I am glad you have had a pleasant winter. Julia will miss you very much I know. I have made some very pleasant acquaintances here & shall always feel interested in the people but my heart is not in the nest & never will be. I would not exchange Hartford for any place. Old age has so completely taken away my love of society that I find it often burdensome with all my efforts to enjoy it.
It is very quiet here now. No parties — lent draws near. I don’t believe I shall have time to go out to the Coxes before I go. Mrs. Markoe ² is very much out of health & Sarah is occupied with her. Fonseca more devoted than ever ____ says. Ralston is getting gouged out of all his property by a parcel of Germans here & everybody is talking about it. I feel very sorry. He has made some miserable investments lately of his own & Sarah’s property. He has no shrewdness & judges others by himself. They are all the most impractical people in the world. Mrs. Keelar says their housekeeping is like all the rest of their management. Mrs. Keelar is visiting here. Sarah K. has been here all winter.
Your Mr. Webster we have not laid eyes on since you left. Not even on _____ day.
Caroline proposes writing so I’ll leave this sheet for her. Give my love to all in Cleveland & write me again more definitively of your plans. Ever your true friend, — Sarah W.
Sarah has given me a little space here which I must make the best use of — to turn the tables upon her completely. He (Ed) calls and takes tea very frequently. Last evening he came in I supposed on some errand as he had been here only the day before.
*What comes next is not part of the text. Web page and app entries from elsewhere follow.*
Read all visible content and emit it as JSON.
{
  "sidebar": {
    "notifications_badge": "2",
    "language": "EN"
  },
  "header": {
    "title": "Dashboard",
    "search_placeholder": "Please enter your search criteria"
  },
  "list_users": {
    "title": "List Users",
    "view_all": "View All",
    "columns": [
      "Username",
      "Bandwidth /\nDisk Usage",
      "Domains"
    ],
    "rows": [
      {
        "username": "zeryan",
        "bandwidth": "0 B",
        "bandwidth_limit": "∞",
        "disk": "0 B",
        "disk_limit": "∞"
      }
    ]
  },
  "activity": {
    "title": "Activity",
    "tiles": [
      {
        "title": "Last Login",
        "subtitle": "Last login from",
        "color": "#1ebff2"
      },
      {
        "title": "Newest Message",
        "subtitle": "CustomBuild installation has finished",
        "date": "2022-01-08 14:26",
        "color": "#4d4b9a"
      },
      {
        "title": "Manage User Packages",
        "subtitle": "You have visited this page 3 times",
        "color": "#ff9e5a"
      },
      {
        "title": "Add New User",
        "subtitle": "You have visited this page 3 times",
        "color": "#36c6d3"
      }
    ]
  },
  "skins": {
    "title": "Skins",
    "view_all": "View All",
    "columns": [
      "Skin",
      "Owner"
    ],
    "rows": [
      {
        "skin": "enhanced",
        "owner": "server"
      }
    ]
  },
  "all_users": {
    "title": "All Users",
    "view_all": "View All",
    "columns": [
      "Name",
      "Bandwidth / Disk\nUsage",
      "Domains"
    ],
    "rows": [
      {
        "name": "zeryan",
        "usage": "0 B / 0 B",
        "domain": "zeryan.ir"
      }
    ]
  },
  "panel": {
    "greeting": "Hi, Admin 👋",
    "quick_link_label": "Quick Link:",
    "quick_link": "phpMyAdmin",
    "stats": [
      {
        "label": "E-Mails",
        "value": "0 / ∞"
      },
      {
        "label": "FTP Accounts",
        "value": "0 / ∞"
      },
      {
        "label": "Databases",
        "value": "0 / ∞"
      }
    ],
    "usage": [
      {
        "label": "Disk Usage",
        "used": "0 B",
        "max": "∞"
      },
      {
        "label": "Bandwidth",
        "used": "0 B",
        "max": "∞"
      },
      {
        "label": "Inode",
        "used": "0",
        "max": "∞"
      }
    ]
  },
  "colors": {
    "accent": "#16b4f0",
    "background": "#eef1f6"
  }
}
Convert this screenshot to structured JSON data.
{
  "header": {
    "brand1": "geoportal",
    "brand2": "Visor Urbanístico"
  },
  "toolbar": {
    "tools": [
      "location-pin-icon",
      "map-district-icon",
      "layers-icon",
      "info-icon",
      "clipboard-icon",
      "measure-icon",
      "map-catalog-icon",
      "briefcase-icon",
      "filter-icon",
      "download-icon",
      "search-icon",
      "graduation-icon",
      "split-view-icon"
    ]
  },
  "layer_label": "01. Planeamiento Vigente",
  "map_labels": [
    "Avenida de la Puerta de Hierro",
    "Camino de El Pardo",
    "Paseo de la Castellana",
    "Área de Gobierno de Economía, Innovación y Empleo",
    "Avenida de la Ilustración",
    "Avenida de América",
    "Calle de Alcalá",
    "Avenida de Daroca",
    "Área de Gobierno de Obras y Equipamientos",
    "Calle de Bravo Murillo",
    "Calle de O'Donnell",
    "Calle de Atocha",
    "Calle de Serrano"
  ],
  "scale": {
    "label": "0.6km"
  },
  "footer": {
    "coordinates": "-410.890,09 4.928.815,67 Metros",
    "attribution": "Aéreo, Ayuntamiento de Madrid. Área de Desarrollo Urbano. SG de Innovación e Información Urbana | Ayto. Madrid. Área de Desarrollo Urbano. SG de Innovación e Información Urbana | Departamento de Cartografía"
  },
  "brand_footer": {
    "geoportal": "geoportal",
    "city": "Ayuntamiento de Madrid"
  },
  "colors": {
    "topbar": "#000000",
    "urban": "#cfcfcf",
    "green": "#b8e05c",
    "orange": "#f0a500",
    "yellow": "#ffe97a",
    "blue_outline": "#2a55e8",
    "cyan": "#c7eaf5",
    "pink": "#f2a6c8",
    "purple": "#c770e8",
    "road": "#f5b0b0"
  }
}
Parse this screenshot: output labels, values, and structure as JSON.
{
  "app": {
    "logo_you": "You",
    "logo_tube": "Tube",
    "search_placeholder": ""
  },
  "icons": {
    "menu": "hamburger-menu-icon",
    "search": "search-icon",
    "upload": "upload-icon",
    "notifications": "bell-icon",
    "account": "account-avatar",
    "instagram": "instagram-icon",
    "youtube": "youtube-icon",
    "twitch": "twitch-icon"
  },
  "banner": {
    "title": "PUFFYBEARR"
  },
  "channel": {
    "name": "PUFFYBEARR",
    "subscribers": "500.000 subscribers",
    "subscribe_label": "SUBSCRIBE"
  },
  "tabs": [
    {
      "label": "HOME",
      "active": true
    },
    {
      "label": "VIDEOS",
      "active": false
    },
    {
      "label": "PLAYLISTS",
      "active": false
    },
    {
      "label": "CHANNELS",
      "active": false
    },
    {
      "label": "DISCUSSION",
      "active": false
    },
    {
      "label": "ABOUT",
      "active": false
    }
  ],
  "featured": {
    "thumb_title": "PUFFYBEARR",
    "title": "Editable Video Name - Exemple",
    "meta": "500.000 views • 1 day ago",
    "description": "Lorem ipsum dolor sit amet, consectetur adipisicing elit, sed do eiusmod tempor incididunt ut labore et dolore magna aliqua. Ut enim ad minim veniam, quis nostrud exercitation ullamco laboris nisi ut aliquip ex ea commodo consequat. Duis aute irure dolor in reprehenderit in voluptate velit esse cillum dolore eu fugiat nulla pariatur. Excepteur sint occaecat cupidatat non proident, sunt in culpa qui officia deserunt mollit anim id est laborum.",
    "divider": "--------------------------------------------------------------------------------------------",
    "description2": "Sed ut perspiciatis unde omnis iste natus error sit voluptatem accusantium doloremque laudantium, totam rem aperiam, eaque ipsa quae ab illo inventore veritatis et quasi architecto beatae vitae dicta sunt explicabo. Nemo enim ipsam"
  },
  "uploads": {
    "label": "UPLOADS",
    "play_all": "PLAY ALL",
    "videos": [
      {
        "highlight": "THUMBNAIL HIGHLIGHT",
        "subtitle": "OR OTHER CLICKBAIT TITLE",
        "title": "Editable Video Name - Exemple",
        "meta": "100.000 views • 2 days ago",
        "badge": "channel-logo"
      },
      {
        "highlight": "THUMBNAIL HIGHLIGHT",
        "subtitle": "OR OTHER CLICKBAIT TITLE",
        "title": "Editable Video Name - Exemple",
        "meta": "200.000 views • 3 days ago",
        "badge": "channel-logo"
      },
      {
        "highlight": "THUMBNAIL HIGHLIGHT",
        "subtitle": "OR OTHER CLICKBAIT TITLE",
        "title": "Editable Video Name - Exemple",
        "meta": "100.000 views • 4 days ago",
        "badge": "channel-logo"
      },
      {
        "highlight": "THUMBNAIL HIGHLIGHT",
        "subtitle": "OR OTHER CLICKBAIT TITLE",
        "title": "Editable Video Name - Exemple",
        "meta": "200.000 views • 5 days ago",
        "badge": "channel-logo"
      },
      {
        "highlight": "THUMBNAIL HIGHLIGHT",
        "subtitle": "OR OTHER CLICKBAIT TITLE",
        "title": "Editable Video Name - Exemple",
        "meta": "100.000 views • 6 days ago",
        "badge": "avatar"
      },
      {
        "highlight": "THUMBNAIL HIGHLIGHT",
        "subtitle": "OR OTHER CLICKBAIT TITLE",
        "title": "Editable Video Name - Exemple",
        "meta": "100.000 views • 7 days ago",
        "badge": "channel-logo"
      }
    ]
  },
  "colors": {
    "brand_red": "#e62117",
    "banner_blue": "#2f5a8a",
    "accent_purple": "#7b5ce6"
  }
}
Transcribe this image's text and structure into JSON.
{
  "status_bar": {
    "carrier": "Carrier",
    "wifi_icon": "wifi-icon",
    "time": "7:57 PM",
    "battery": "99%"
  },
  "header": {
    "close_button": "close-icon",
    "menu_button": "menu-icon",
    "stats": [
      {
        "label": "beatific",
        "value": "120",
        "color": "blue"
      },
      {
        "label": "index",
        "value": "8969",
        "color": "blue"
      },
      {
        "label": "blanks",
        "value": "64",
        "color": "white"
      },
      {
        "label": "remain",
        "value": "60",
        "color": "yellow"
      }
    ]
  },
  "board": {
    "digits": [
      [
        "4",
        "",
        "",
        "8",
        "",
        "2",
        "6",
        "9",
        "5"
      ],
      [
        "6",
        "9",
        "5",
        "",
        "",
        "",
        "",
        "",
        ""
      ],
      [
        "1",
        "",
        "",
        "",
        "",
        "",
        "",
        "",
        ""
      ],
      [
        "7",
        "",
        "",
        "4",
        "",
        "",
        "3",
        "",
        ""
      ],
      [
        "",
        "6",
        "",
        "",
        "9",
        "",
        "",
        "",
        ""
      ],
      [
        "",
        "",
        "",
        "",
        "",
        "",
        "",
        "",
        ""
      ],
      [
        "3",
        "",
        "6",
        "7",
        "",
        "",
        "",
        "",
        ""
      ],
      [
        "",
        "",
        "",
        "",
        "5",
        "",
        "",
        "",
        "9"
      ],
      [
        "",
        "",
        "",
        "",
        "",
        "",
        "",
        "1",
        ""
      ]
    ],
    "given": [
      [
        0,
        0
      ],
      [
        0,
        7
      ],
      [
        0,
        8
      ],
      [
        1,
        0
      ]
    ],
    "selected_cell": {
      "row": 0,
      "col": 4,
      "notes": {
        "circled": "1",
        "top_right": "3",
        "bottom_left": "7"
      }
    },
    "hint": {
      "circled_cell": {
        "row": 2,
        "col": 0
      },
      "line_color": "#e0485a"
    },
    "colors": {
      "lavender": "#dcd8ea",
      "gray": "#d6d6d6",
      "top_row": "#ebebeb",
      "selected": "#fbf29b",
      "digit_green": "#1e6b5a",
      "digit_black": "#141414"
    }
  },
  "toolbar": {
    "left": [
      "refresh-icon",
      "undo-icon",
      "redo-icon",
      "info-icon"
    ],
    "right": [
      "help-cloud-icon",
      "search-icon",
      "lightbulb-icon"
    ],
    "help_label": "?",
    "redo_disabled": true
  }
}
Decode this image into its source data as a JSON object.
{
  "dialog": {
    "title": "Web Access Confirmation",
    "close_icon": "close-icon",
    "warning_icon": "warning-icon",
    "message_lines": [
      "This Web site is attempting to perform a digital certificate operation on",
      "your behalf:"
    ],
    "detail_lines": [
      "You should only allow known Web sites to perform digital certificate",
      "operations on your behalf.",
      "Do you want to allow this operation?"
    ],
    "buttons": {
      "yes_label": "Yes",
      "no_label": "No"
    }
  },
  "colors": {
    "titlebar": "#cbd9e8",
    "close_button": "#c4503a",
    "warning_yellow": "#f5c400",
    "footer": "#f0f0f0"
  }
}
He cast a furtive glance at Sarah on entering the room, looked as if he had something to communicate. Presently I went into the other room and returning sooner than they anticipated, he started away from me, and she hastily concealed something in her pocket. When I came in, she looked very red and immediately went into her own room and deposited something in her bureau. He made a call and retired. Mr. Grant enquired when he came in what that call from Edward was intended for. She stammered and said did not you tell him I had a letter from Mary? He said no. When you write, pretend you have seen a clairvoyant who has taken you into my parlor and described that scene. In plotting for you, she may have become interested herself. I asked no questions after he left and she has no idea that I saw or suspected the occurrence.
Give my love to Julia and tell her I was much obliged for her letter. I think my coming down with Sarah is doubtful, but I should like it very much if I can accomplish it.
I suppose the children were showered with valentines as K____ was. I had one all about Eddies. I shall write again soon. Love to all. Kiss the chickens. I have hardly recovered from my disappointment in giving up my delightful neighbor in anticipation.
In haste. Yours lovingly, — Caroline
¹ The Woodbridge Record claims that Sarah Woodbridge was living in Paris in 1881.
² I believe “Mrs. Markoe” was Maria Dosey (Cox) Markoe (1824-1898) who married Rev. William Francis Markoe (1820-1916) in 1849. Maria’s brother, Robert Ralston Cox (1822-1851) and sister Sarah Clarkson Cox (1826-18xx) resided with the Markoe’s in Waukesha in 1850. Ralston died in May 1851.